Stalking Nazis in Uruguay with “Mr. Kaplan”
By Skip Sheffield
There has been a spate of movies recently about elderly Nazi war criminals hiding out or existing in plain sight in South America.
“Mr. Kaplan” is the latest of the crop. It has a doozy of a twist ending that makes you go Hmm.
Director Alvaro Brechner wrote the story, which is both a physical comedy and a solemn meditation on the meaning of life. The film begins with a fully-clothed elderly man on a diving board, looking as if he is contemplating jumping in.
It is 1997 and Jacob Kaplan (Hector Noguera) is nearing 80. Shortly after his 1937 Bar Mitzvah in Poland, Jacob’s family prudently fled the Nazis by immigrating to Montevideo, Uruguay. He has been married to Rebecca (Nada Telles) 50 years. As he thinks back on his life and great things men like Goethe and Churchill did late in life, Jacob feels he doesn’t have much to show for his. Problems of old age are cropping up. Jacob can’t pass the eye test for his driver’s license. He is becoming forgetful and disoriented.

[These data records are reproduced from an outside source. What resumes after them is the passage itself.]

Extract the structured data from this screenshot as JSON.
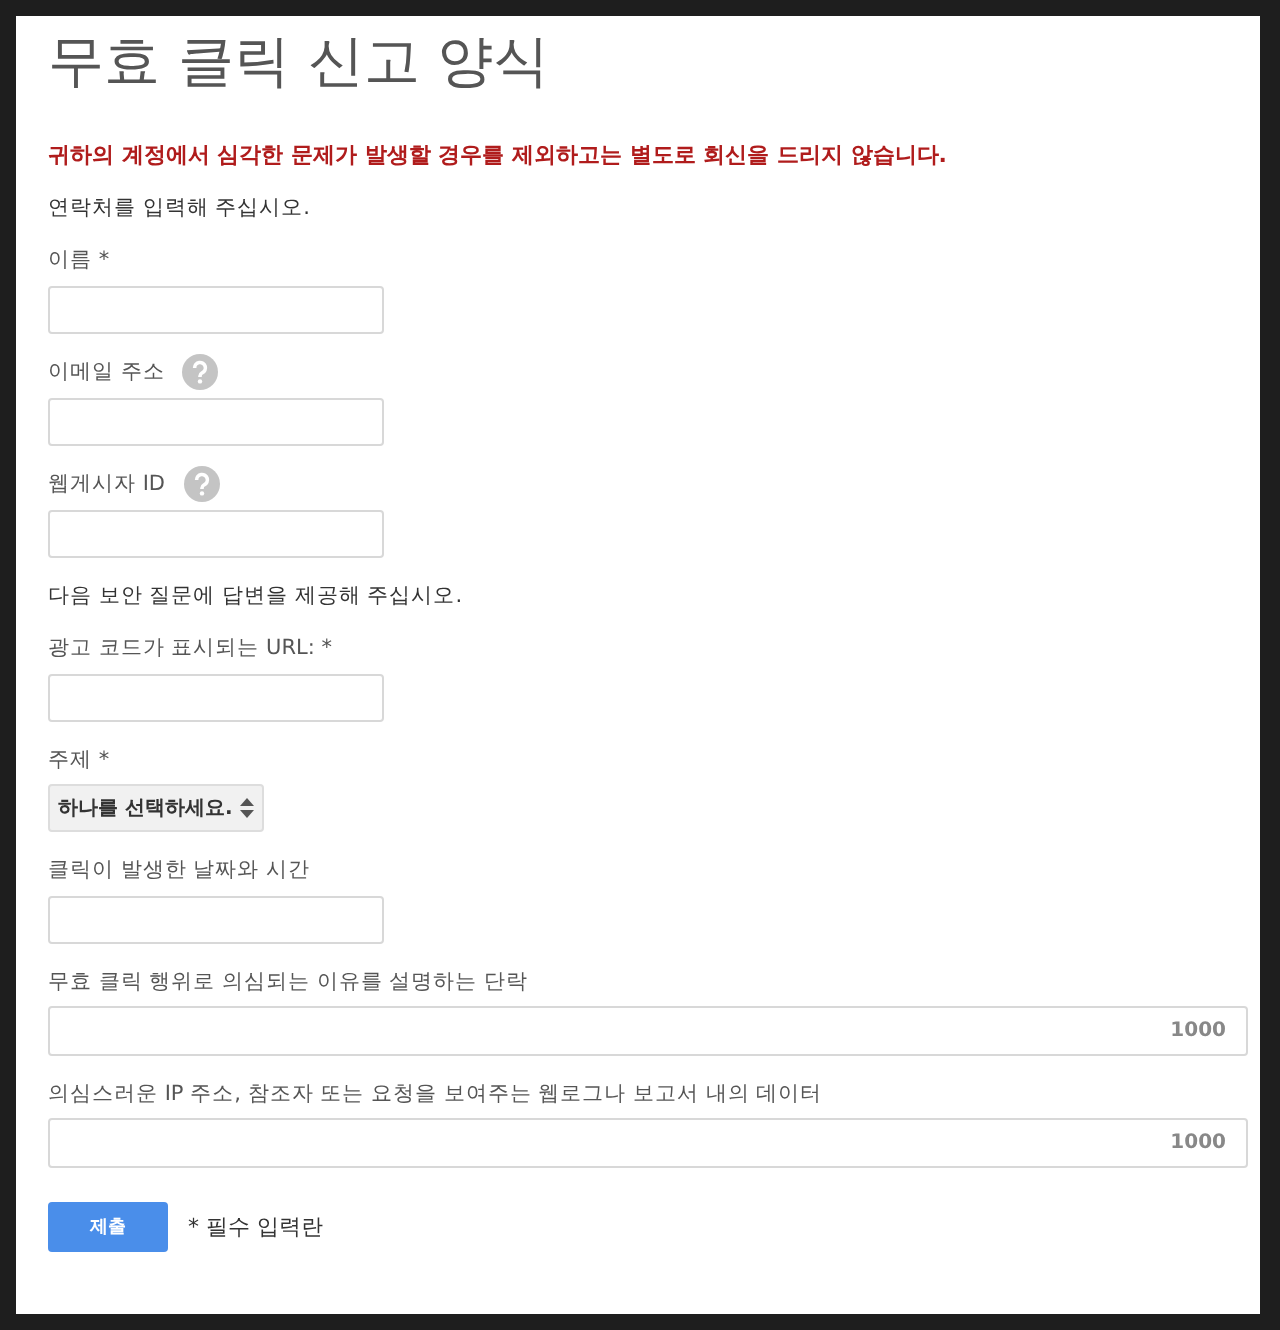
{
  "title": "무효 클릭 신고 양식",
  "warning": "귀하의 계정에서 심각한 문제가 발생할 경우를 제외하고는 별도로 회신을 드리지 않습니다.",
  "sections": [
    {
      "intro": "연락처를 입력해 주십시오.",
      "fields": [
        {
          "kind": "text",
          "label": "이름 *",
          "help": false
        },
        {
          "kind": "text",
          "label": "이메일 주소",
          "help": true
        },
        {
          "kind": "text",
          "label": "웹게시자 ID",
          "help": true
        }
      ]
    },
    {
      "intro": "다음 보안 질문에 답변을 제공해 주십시오.",
      "fields": [
        {
          "kind": "text",
          "label": "광고 코드가 표시되는 URL: *",
          "help": false
        },
        {
          "kind": "select",
          "label": "주제 *",
          "value": "하나를 선택하세요.",
          "help": false
        },
        {
          "kind": "text",
          "label": "클릭이 발생한 날짜와 시간",
          "help": false
        },
        {
          "kind": "textarea",
          "label": "무효 클릭 행위로 의심되는 이유를 설명하는 단락",
          "counter": "1000",
          "help": false
        },
        {
          "kind": "textarea",
          "label": "의심스러운 IP 주소, 참조자 또는 요청을 보여주는 웹로그나 보고서 내의 데이터",
          "counter": "1000",
          "help": false
        }
      ]
    }
  ],
  "submit": "제출",
  "required_note": "* 필수 입력란"
}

Watching a TV news broadcast from France, Jacob learns officials suspect a former high-ranking SS officer may be living as a civilian in Uruguay. One of his granddaughter’s friends tells Jacob there may be such a character living by the beach, owning a bar. Jacob recruits his screw-up son-in-law Wilson Contreras (Nestor Guzzini) to hatch a scheme to stalk the German (Rolf Becker), who is even called “Nazi’ by kids, to confirm their suspicions. Once that is done they will boldly attempt to drug him, kidnap him, and take him to Israel to face justice.
Let’s just say things don’t go exactly as planned. Try to picture Mr. Magoo as a Nazi hunter, with a fat, often drunken bumbler as a sidekick. “Mr. Kaplan” is at the same time very poignant on the difficulties of aging, and very respectful to observant Jews. It is a completely different kind of Holocaust movie.